# Trilateration

In geometry, **trilateration** is the process of determining absolute or relative locations of points by measurement of distances, using the geometry of circles, spheres or triangles.^{[1]}^{[2]}^{[3]}^{[4]}

In addition to its interest as a geometric problem, trilateration does have practical applications in surveying and navigation, including global positioning systems (GPS). In contrast to triangulation, it does not involve the measurement of angles.

In two-dimensional geometry, it is known that if a point lies on two circles, then the circle centers and the two radii provide sufficient information to narrow the possible locations down to two. Additional information may narrow the possibilities down to one unique location.

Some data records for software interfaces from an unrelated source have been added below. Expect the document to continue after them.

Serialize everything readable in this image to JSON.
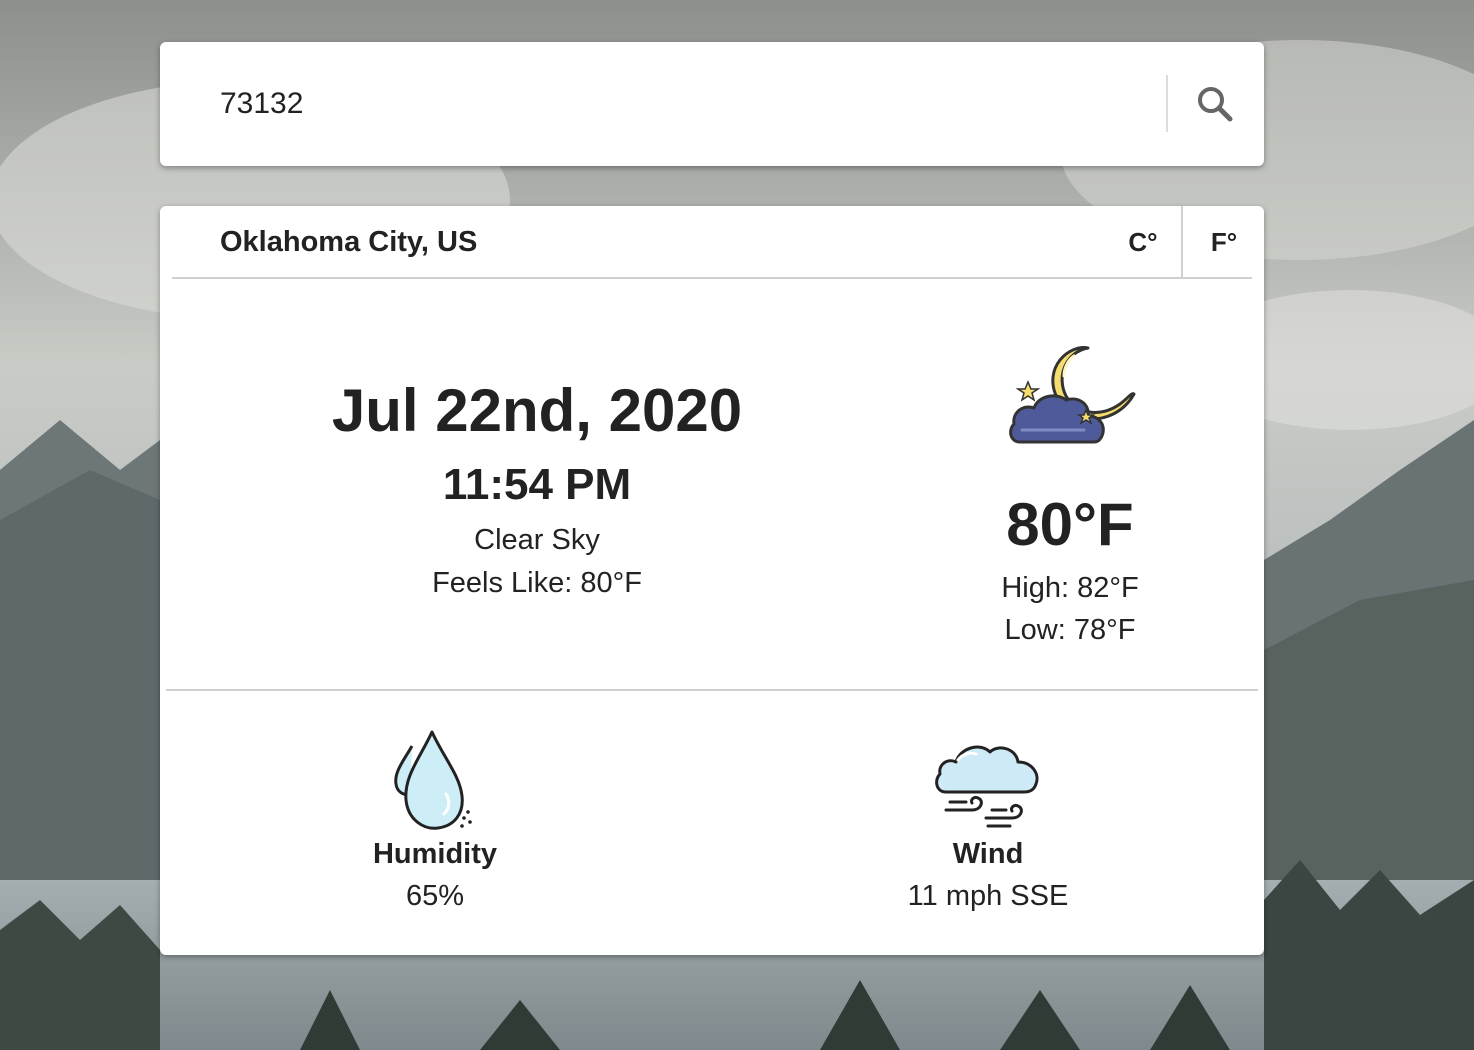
{
  "search": {
    "value": "73132"
  },
  "location": "Oklahoma City, US",
  "units": {
    "celsius": "C°",
    "fahrenheit": "F°"
  },
  "current": {
    "date": "Jul 22nd, 2020",
    "time": "11:54 PM",
    "condition": "Clear Sky",
    "feels_like": "Feels Like: 80°F",
    "temperature": "80°F",
    "high": "High: 82°F",
    "low": "Low: 78°F",
    "icon": "night-cloud-moon-icon"
  },
  "details": {
    "humidity": {
      "label": "Humidity",
      "value": "65%",
      "icon": "humidity-drops-icon"
    },
    "wind": {
      "label": "Wind",
      "value": "11 mph SSE",
      "icon": "wind-cloud-icon"
    }
  },
  "colors": {
    "cloud_dark": "#4f5a9a",
    "moon": "#f5dd6f",
    "drop": "#cdeef6",
    "cloud_light": "#cfeaf7"
  }
}
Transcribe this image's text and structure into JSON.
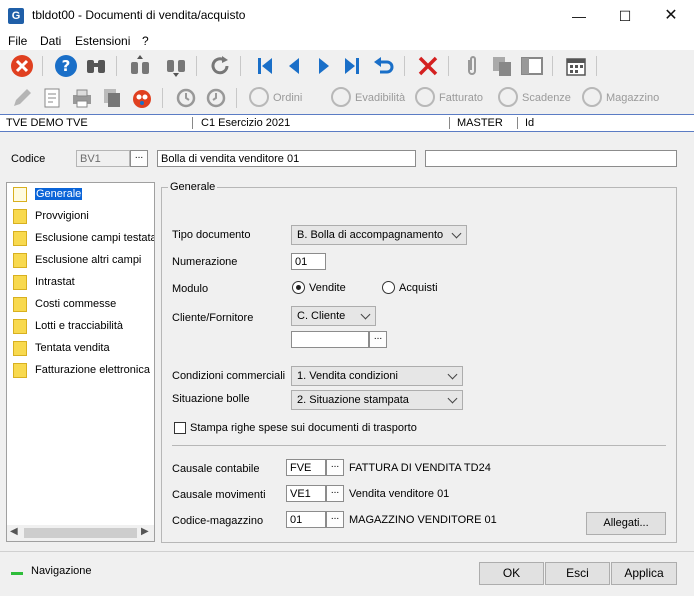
{
  "window": {
    "title": "tbldot00 - Documenti di vendita/acquisto",
    "icon_letter": "G"
  },
  "menu": [
    "File",
    "Dati",
    "Estensioni",
    "?"
  ],
  "toolbar2": {
    "ordini": "Ordini",
    "evadibilita": "Evadibilità",
    "fatturato": "Fatturato",
    "scadenze": "Scadenze",
    "magazzino": "Magazzino"
  },
  "status_strip": {
    "company": "TVE DEMO TVE",
    "esercizio": "C1 Esercizio 2021",
    "user": "MASTER",
    "id": "Id"
  },
  "codice": {
    "label": "Codice",
    "value": "BV1",
    "description": "Bolla di vendita venditore 01",
    "extra": ""
  },
  "tree": {
    "items": [
      "Generale",
      "Provvigioni",
      "Esclusione campi testata",
      "Esclusione altri campi",
      "Intrastat",
      "Costi commesse",
      "Lotti e tracciabilità",
      "Tentata vendita",
      "Fatturazione elettronica"
    ]
  },
  "general": {
    "group_title": "Generale",
    "tipo_documento": {
      "label": "Tipo documento",
      "value": "B. Bolla di accompagnamento"
    },
    "numerazione": {
      "label": "Numerazione",
      "value": "01"
    },
    "modulo": {
      "label": "Modulo",
      "opt_vendite": "Vendite",
      "opt_acquisti": "Acquisti"
    },
    "cliente": {
      "label": "Cliente/Fornitore",
      "value": "C. Cliente",
      "code": ""
    },
    "condizioni": {
      "label": "Condizioni commerciali",
      "value": "1. Vendita condizioni"
    },
    "situazione": {
      "label": "Situazione bolle",
      "value": "2. Situazione stampata"
    },
    "stampa_label": "Stampa righe spese sui documenti di trasporto",
    "causale_contabile": {
      "label": "Causale contabile",
      "code": "FVE",
      "desc": "FATTURA DI VENDITA TD24"
    },
    "causale_movimenti": {
      "label": "Causale movimenti",
      "code": "VE1",
      "desc": "Vendita venditore 01"
    },
    "magazzino": {
      "label": "Codice-magazzino",
      "code": "01",
      "desc": "MAGAZZINO VENDITORE 01"
    },
    "allegati": "Allegati..."
  },
  "footer": {
    "nav": "Navigazione",
    "ok": "OK",
    "esci": "Esci",
    "applica": "Applica"
  },
  "colors": {
    "accent": "#0a64d8",
    "nav_green": "#2ebd3a"
  }
}
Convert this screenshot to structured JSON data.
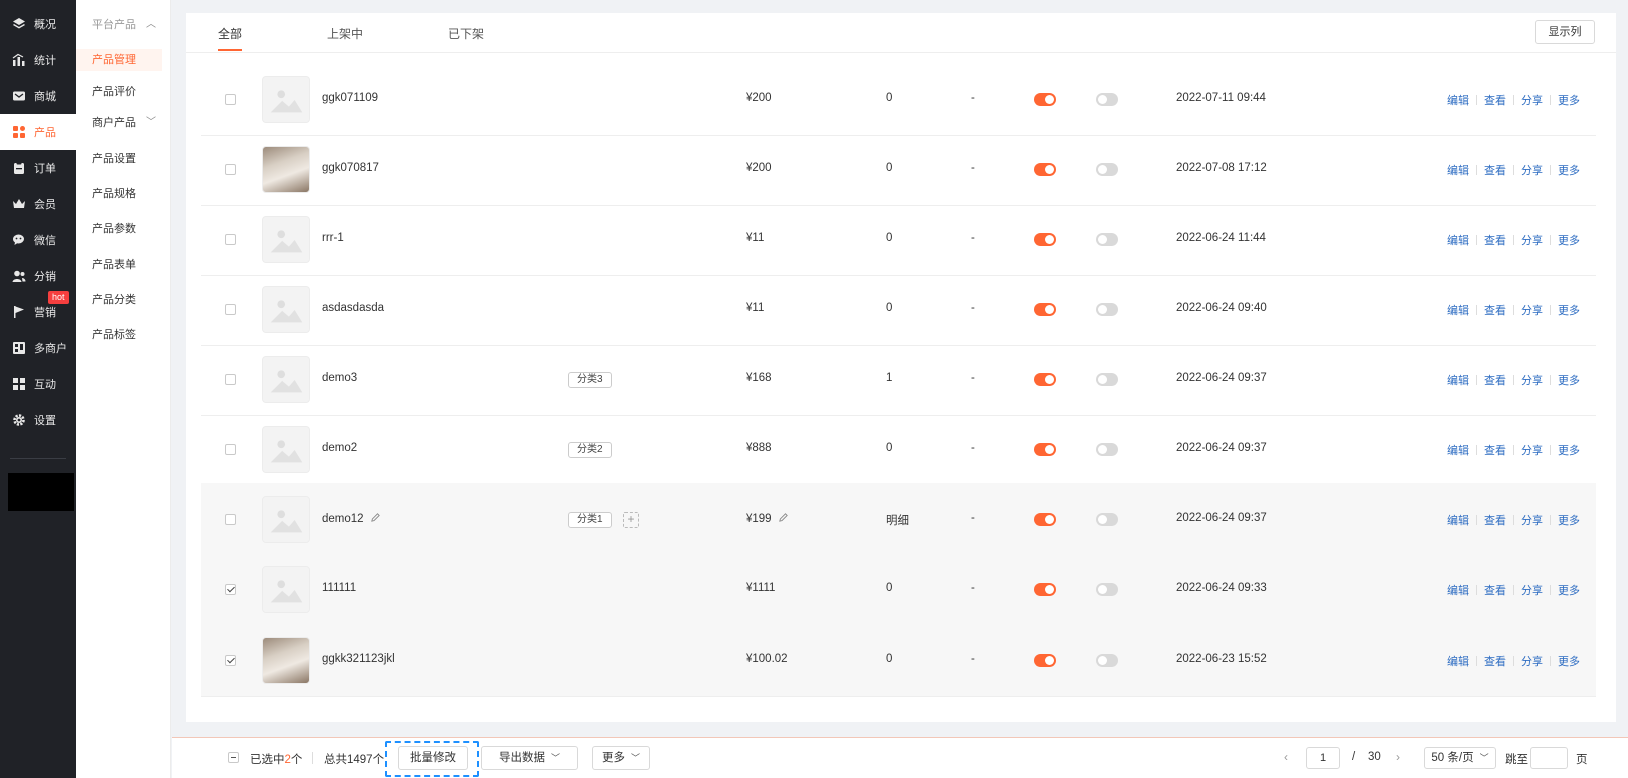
{
  "nav": {
    "items": [
      {
        "label": "概况",
        "icon": "layers-icon"
      },
      {
        "label": "统计",
        "icon": "chart-icon"
      },
      {
        "label": "商城",
        "icon": "mail-icon"
      },
      {
        "label": "产品",
        "icon": "grid-icon"
      },
      {
        "label": "订单",
        "icon": "clipboard-icon"
      },
      {
        "label": "会员",
        "icon": "crown-icon"
      },
      {
        "label": "微信",
        "icon": "wechat-icon"
      },
      {
        "label": "分销",
        "icon": "users-icon"
      },
      {
        "label": "营销",
        "icon": "flag-icon"
      },
      {
        "label": "多商户",
        "icon": "store-icon"
      },
      {
        "label": "互动",
        "icon": "apps-icon"
      },
      {
        "label": "设置",
        "icon": "gear-icon"
      }
    ],
    "hot_badge": "hot"
  },
  "subnav": {
    "items": [
      {
        "label": "平台产品"
      },
      {
        "label": "产品管理"
      },
      {
        "label": "产品评价"
      },
      {
        "label": "商户产品"
      },
      {
        "label": "产品设置"
      },
      {
        "label": "产品规格"
      },
      {
        "label": "产品参数"
      },
      {
        "label": "产品表单"
      },
      {
        "label": "产品分类"
      },
      {
        "label": "产品标签"
      }
    ]
  },
  "tabs": [
    {
      "label": "全部"
    },
    {
      "label": "上架中"
    },
    {
      "label": "已下架"
    }
  ],
  "show_columns_label": "显示列",
  "actions": {
    "edit": "编辑",
    "view": "查看",
    "share": "分享",
    "more": "更多"
  },
  "add_tag_symbol": "+",
  "rows": [
    {
      "name": "ggk071109",
      "tag": "",
      "price": "¥200",
      "stock": "0",
      "col": "-",
      "date": "2022-07-11 09:44",
      "checked": false,
      "photo": false
    },
    {
      "name": "ggk070817",
      "tag": "",
      "price": "¥200",
      "stock": "0",
      "col": "-",
      "date": "2022-07-08 17:12",
      "checked": false,
      "photo": true
    },
    {
      "name": "rrr-1",
      "tag": "",
      "price": "¥11",
      "stock": "0",
      "col": "-",
      "date": "2022-06-24 11:44",
      "checked": false,
      "photo": false
    },
    {
      "name": "asdasdasda",
      "tag": "",
      "price": "¥11",
      "stock": "0",
      "col": "-",
      "date": "2022-06-24 09:40",
      "checked": false,
      "photo": false
    },
    {
      "name": "demo3",
      "tag": "分类3",
      "price": "¥168",
      "stock": "1",
      "col": "-",
      "date": "2022-06-24 09:37",
      "checked": false,
      "photo": false
    },
    {
      "name": "demo2",
      "tag": "分类2",
      "price": "¥888",
      "stock": "0",
      "col": "-",
      "date": "2022-06-24 09:37",
      "checked": false,
      "photo": false
    },
    {
      "name": "demo12",
      "tag": "分类1",
      "price": "¥199",
      "stock": "明细",
      "col": "-",
      "date": "2022-06-24 09:37",
      "checked": false,
      "photo": false
    },
    {
      "name": "111111",
      "tag": "",
      "price": "¥1111",
      "stock": "0",
      "col": "-",
      "date": "2022-06-24 09:33",
      "checked": true,
      "photo": false
    },
    {
      "name": "ggkk321123jkl",
      "tag": "",
      "price": "¥100.02",
      "stock": "0",
      "col": "-",
      "date": "2022-06-23 15:52",
      "checked": true,
      "photo": true
    }
  ],
  "footer": {
    "selected_prefix": "已选中",
    "selected_count": "2",
    "selected_suffix": "个",
    "total_text": "总共1497个",
    "batch_edit": "批量修改",
    "export": "导出数据",
    "more": "更多",
    "page_prev": "‹",
    "page_current": "1",
    "page_sep": "/",
    "page_total": "30",
    "page_next": "›",
    "page_size": "50 条/页",
    "jump_label": "跳至",
    "jump_value": "",
    "page_unit": "页"
  },
  "colors": {
    "accent": "#ff6633",
    "link": "#2d6cc2",
    "nav_bg": "#202227"
  }
}
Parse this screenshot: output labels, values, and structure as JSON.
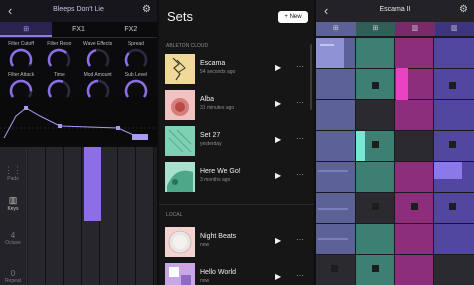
{
  "synth": {
    "title": "Bleeps Don't Lie",
    "tabs": [
      "FX1",
      "FX2"
    ],
    "knobs": [
      "Filter Cutoff",
      "Filter Reso",
      "Wave Effects",
      "Spread",
      "Filter Attack",
      "Time",
      "Mod Amount",
      "Sub Level"
    ],
    "side_options": [
      "Pads",
      "Keys",
      "Octave",
      "Repeat"
    ],
    "octave_value": "4",
    "repeat_value": "0"
  },
  "sets": {
    "title": "Sets",
    "new_label": "+ New",
    "cloud_label": "ABLETON CLOUD",
    "local_label": "LOCAL",
    "cloud_items": [
      {
        "name": "Escama",
        "time": "54 seconds ago"
      },
      {
        "name": "Alba",
        "time": "31 minutes ago"
      },
      {
        "name": "Set 27",
        "time": "yesterday"
      },
      {
        "name": "Here We Go!",
        "time": "3 months ago"
      }
    ],
    "local_items": [
      {
        "name": "Night Beats",
        "time": "now"
      },
      {
        "name": "Hello World",
        "time": "now"
      }
    ]
  },
  "session": {
    "title": "Escama II"
  },
  "colors": {
    "synth_accent": "#8c6fe6",
    "track_blue": "#5c6196",
    "track_teal": "#3e7f73",
    "track_magenta": "#8c2e7a",
    "track_purple": "#5146a0"
  }
}
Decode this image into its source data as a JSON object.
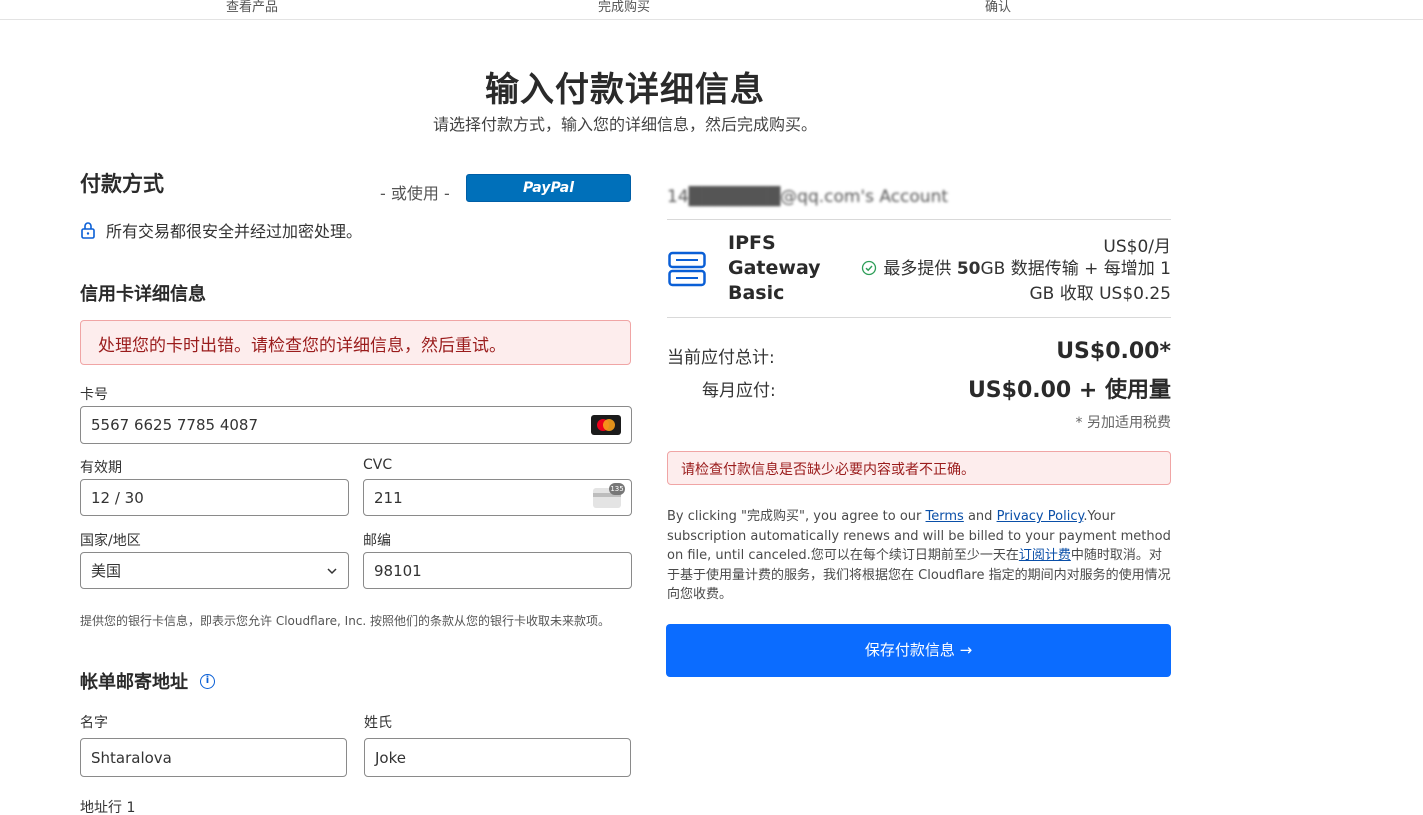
{
  "steps": [
    "查看产品",
    "完成购买",
    "确认"
  ],
  "page": {
    "title": "输入付款详细信息",
    "subtitle": "请选择付款方式，输入您的详细信息，然后完成购买。"
  },
  "payment": {
    "title": "付款方式",
    "or_use": "- 或使用 -",
    "paypal": "PayPal",
    "secure_note": "所有交易都很安全并经过加密处理。"
  },
  "card": {
    "title": "信用卡详细信息",
    "error": "处理您的卡时出错。请检查您的详细信息，然后重试。",
    "number_label": "卡号",
    "number_value": "5567 6625 7785 4087",
    "expiry_label": "有效期",
    "expiry_value": "12 / 30",
    "cvc_label": "CVC",
    "cvc_value": "211",
    "cvc_badge": "135",
    "country_label": "国家/地区",
    "country_value": "美国",
    "zip_label": "邮编",
    "zip_value": "98101",
    "consent": "提供您的银行卡信息，即表示您允许 Cloudflare, Inc. 按照他们的条款从您的银行卡收取未来款项。"
  },
  "billing": {
    "title": "帐单邮寄地址",
    "info_icon": "i",
    "first_name_label": "名字",
    "first_name_value": "Shtaralova",
    "last_name_label": "姓氏",
    "last_name_value": "Joke",
    "address1_label": "地址行 1"
  },
  "summary": {
    "email": "14███████@qq.com's Account",
    "product": {
      "name": "IPFS Gateway Basic",
      "price": "US$0/月",
      "feature_pre": "最多提供 ",
      "feature_bold": "50",
      "feature_post": "GB 数据传输 + 每增加 1 GB 收取 US$0.25"
    },
    "current_total_label": "当前应付总计:",
    "current_total_value": "US$0.00*",
    "monthly_label": "每月应付:",
    "monthly_value": "US$0.00 + 使用量",
    "tax_note": "* 另加适用税费",
    "warning": "请检查付款信息是否缺少必要内容或者不正确。",
    "legal": {
      "part1": "By clicking \"完成购买\", you agree to our ",
      "terms": "Terms",
      "and": " and ",
      "privacy": "Privacy Policy",
      "part2": ".Your subscription automatically renews and will be billed to your payment method on file, until canceled.您可以在每个续订日期前至少一天在",
      "billing_link": "订阅计费",
      "part3": "中随时取消。对于基于使用量计费的服务，我们将根据您在 Cloudflare 指定的期间内对服务的使用情况向您收费。"
    },
    "submit": "保存付款信息 →"
  },
  "colors": {
    "primary_button": "#0b6cff",
    "paypal": "#0070ba",
    "error_bg": "#fdeded",
    "error_text": "#9a1c1c",
    "link": "#0a4fa8"
  }
}
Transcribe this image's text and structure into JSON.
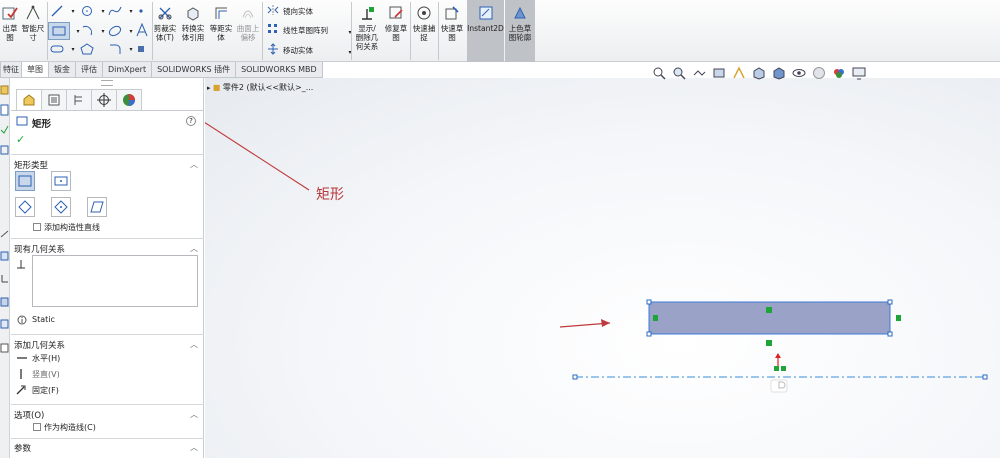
{
  "ribbon": {
    "exit_sketch": "出草\n图",
    "smart_dimension": "智能尺\n寸",
    "trim": "剪裁实\n体(T)",
    "convert": "转换实\n体引用",
    "offset": "等距实\n体",
    "surface_offset": "曲面上\n偏移",
    "mirror": "镜向实体",
    "linear_pattern": "线性草图阵列",
    "move": "移动实体",
    "show_delete_relations": "显示/\n删除几\n何关系",
    "repair": "修复草\n图",
    "quick_snaps": "快速捕\n捉",
    "rapid_sketch": "快速草\n图",
    "instant2d": "Instant2D",
    "shaded_contours": "上色草\n图轮廓"
  },
  "tabs": [
    "特征",
    "草图",
    "钣金",
    "评估",
    "DimXpert",
    "SOLIDWORKS 插件",
    "SOLIDWORKS MBD"
  ],
  "active_tab": 1,
  "pm": {
    "title": "矩形",
    "help": "?",
    "ok": "✓",
    "rect_type_header": "矩形类型",
    "add_construction": "添加构造性直线",
    "existing_header": "现有几何关系",
    "status": "Static",
    "add_rel_header": "添加几何关系",
    "rel_horizontal": "水平(H)",
    "rel_vertical": "竖直(V)",
    "rel_fix": "固定(F)",
    "options_header": "选项(O)",
    "as_construction": "作为构造线(C)",
    "params_header": "参数"
  },
  "gfx": {
    "breadcrumb": "零件2 (默认<<默认>_...",
    "annotation": "矩形"
  },
  "colors": {
    "rect_fill": "#9aa3c7",
    "rect_edge": "#3b7ad8",
    "annotation_red": "#b9373a",
    "centerline": "#3a8dd6",
    "constraint_green": "#1ea53a"
  }
}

In three-dimensional geometry, when it is known that a point lies on the surfaces of three spheres, then the centers of the three spheres along with their radii provide sufficient information to narrow the possible locations down to no more than two (unless the centers lie on a straight line).

This article describes a method for determining the intersections of three sphere surfaces given the centers and radii of the three spheres.

## Derivation

The intersections of the surfaces of three spheres is found by formulating the equations for the three sphere surfaces and then solving the three equations for the three unknowns, *x*, *y*, and *z*. To simplify the calculations, the equations are formulated so that the centers of the spheres are on the *z* = 0 plane. Also, the formulation is such that one center is at the origin, and one other is on the *x*-axis. It is possible to formulate the equations in this manner since any three non-collinear points lie on a unique plane. After finding the solution, it can be transformed back to the original three dimensional Cartesian coordinate system.

We start with the equations for the three spheres:

*d* is the x coordinate of point P2. You have to subtract it from x to get the length of the base of the triangle between the intersection and r2 (*x*, *y*, *z* are coordinates, not lengths).

We need to find a point located at (*x*, *y*, *z*) that satisfies all three equations.

We need to use r1 and r2 to eliminate y and z from the equation and solve for *x*:

Assuming that the first two spheres intersect in more than one point, that is that

In this case, substituting the equation for *x* back into the equation for the first sphere produces the equation for a circle, the solution to the intersection of the first two spheres:

Substituting into the formula for the third sphere and solving for *y* there results:

Now that the *x*- and *y*-coordinates of the solution point are found, the formula can be rearranged for the first sphere to find the *z*-coordinate:

Now the solution to all three points *x*, *y* and *z* is found. Because *z* is expressed as the positive or negative square root, it is possible for there to be zero, one or two solutions to the problem.

This last part can be visualized as taking the circle found from intersecting the first and second sphere and intersecting that with the third sphere. If that circle falls entirely outside or inside of the sphere, *z* is equal to the square root of a negative number: no real solution exists. If that circle touches the sphere on exactly one point, *z* is equal to zero. If that circle touches the surface of the sphere at two points, then *z* is equal to plus or minus the square root of a positive number.

## Preliminary and final computations

The *Derivation* section pointed out that the coordinate system in which the sphere centers are designated must be such that

- all three centers are in the plane
*z*= 0, - the sphere center,
*P*1, is at the origin, and - the sphere center,
*P*2, is on the*x*-axis.

In general the problem will not be given in a form such that these requirements are met.

This problem can be overcome as described below where the points, *P*1, *P*2, and *P*3 are treated as vectors from the origin where indicated. *P*1, *P*2, and *P*3 are of course expressed in the original coordinate system.

- is the unit vector in the direction from
*P*1 to*P*2. - is the signed magnitude of the
*x*component, in the figure 1 coordinate system, of the vector from*P*1 to*P*3. - is the unit vector in the y direction. Note that the points
*P*1,*P*2, and*P*3 are all in the*z*= 0 plane of the figure 1 coordinate system.

The third basis unit vector is . Therefore,

- the distance between the centers
*P*1 and*P*2 and - is the signed magnitude of the y component, in the figure 1 coordinate system, of the vector from
*P*1 to*P*3.

Using and as computed above, solve for *x*, *y* and *z* as described in the *Derivation* section. Then

gives the points in the original coordinate system since and , the basis unit vectors, are expressed in the original coordinate system.

## See also

- Distance geometry problem, similar technique applied to molecules
- Euclidean distance
- Multilateration – position estimation using measurements of time difference of arrival at (or from) three or more sites.
- Resection (orientation)
- Triangulateration

## External links

- stackexchange.com, PHP / Python Implementation